Egypt woke up this morning to news that Field Marshal Muhammad Hussein Tantawi had departed our world in the early hours of the day, aged 85. He had been in poor health during the last three months. He is survived by a wife and two sons.
Tantawi was born in 1935 in Cairo to a family of a Nubian father who was an employee. He graduated from the Egyptian military academy in 1956, and made a name as a decorated war hero who fought in three wars against Israel: in 1956, 1967, and 1973. In 1991 he was made Minister of Defence and Commander-in-Chief of the Armed Forces by President Hosny Mubarak, and was promoted to Field Marshal two years later.
Field Marshal Tantawi headed Egypt’s Supreme Council of Armed Forces (SCAF) which ruled the country from February 2011 when President Hosny Mubarak stepped down in the wake of the Arab Spring uprising, and until June 2012 when Egypt’s new [Islamist] President Muhammad Mursi took office.
In August 2012, President Mursi removed Tantawi from his positions as Minister of Defence and head of SCAF.
When Abdel-Fattah al-Sisi became President of Egypt in June 2014, he honoured Field Marshal Tantawi and appeared with him on a number of public occasions.

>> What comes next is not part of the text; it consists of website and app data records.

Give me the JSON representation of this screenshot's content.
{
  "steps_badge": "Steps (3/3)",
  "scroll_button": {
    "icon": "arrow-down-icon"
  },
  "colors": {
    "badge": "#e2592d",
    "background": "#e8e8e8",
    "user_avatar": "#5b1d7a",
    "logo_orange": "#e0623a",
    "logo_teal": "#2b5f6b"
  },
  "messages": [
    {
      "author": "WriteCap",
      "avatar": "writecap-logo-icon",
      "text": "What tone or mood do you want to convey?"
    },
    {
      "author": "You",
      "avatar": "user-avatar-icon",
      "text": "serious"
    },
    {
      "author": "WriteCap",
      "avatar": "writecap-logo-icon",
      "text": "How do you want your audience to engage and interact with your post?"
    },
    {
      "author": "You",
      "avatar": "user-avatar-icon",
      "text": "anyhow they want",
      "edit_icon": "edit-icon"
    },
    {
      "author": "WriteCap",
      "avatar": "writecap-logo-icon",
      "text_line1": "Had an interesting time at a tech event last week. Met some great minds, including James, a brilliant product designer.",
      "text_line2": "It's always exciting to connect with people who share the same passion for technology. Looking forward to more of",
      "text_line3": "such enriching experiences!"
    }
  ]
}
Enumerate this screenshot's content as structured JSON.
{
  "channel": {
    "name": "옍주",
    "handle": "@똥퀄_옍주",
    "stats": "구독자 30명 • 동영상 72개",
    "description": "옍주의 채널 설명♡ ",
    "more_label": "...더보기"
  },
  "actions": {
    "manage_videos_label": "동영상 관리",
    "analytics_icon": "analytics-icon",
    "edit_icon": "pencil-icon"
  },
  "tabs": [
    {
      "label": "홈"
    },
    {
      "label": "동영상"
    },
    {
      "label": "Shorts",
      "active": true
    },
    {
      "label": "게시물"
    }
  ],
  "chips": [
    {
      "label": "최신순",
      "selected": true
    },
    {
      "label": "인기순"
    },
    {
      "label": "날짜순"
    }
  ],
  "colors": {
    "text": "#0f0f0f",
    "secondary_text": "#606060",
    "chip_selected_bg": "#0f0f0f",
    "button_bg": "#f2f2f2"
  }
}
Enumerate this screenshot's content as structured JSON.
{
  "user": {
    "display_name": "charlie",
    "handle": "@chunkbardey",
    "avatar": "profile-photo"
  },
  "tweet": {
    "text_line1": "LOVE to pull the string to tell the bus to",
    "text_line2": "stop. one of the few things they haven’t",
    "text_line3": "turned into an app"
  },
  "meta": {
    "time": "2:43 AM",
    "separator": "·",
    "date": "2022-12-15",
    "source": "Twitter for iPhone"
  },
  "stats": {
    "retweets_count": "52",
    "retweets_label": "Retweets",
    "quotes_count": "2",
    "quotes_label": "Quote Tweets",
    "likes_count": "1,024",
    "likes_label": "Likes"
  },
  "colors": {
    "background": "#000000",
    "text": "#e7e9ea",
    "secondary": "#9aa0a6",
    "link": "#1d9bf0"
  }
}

Today, President Sisi declared three days of public mourning in honour of Field Marshal Tantawi, and announced that a major air base east of Cairo would be named after him.
The President mourned Tantawi, posting on his Facebook page: “Today I lost a father figure, a teacher, a man who was a role model in faithfully serving his country, of whom I learned dedicated service. Field Marshal Muhammad Hussein Tantawi confronted the most perilous challenges Egypt faced in her modern history. I knew him as a man who loved Egypt and was staunchly loyal to her people.” President Sisi offered his heartfelt condolences to the Egyptian people and the Field Marshal’s family, praying that Allah would give them comfort.
As he opened a number of national projects during the day, the President spoke of the Field Marshal as the remarkable man who saved Egypt during the difficult, tumultuous times from February 2011 to June 2012 when he ran the country. “This man is innocent of any bloodshed” the President said, “… the blood spilt [during the lawlessness and unrest that took place] during that period of conspiracy to bring down the State, I swear to God he is innocent of it.”
“Field Marshal Tantawi,” President Sisi said, “used to say that running Egypt was like holding a burning coal in your hand, it burned you, but it was unthinkable to free your hand and drop it.”
Egypt’s Armed Forces issued a statement mourning Field Marshal Tantawi, “one of her great sons, a leader of the glorious October War [in 1973], and former Minister of Defence. We offer our profound condolences to his family and to the officers and soldiers of the Armed Forces, asking God to show mercy to his soul and to comfort his loved ones.”
Tributes to Field Marshal Tantawi flowed from the Prime Minister, Cabinet Ministers, university presidents, heads of civil society organisations, leaders of religious bodies, and public officials and figures.
For her part, the Coptic Orthodox Church headed by Pope Tawadros II issued a statement mourning Field Marshal Tantawi who “had served this country faithfully in all the positions he held. He served among the ranks of the military in several wars, and as Defence Minister for some 30 years during which he worked to build the capacities of the Egyptian army, also as part of the leadership of the country at a crucial period in her history.” The Church offered condolences to the leadership and members of the military, and to the Field Marshal’s family and loved ones.
This afternoon saw President Sisi lead a military funeral for Field Marshall Tantawi from the mosque that carries his name in the East Cairo satellite town of Tagammu al-Khamis.
21 September 2021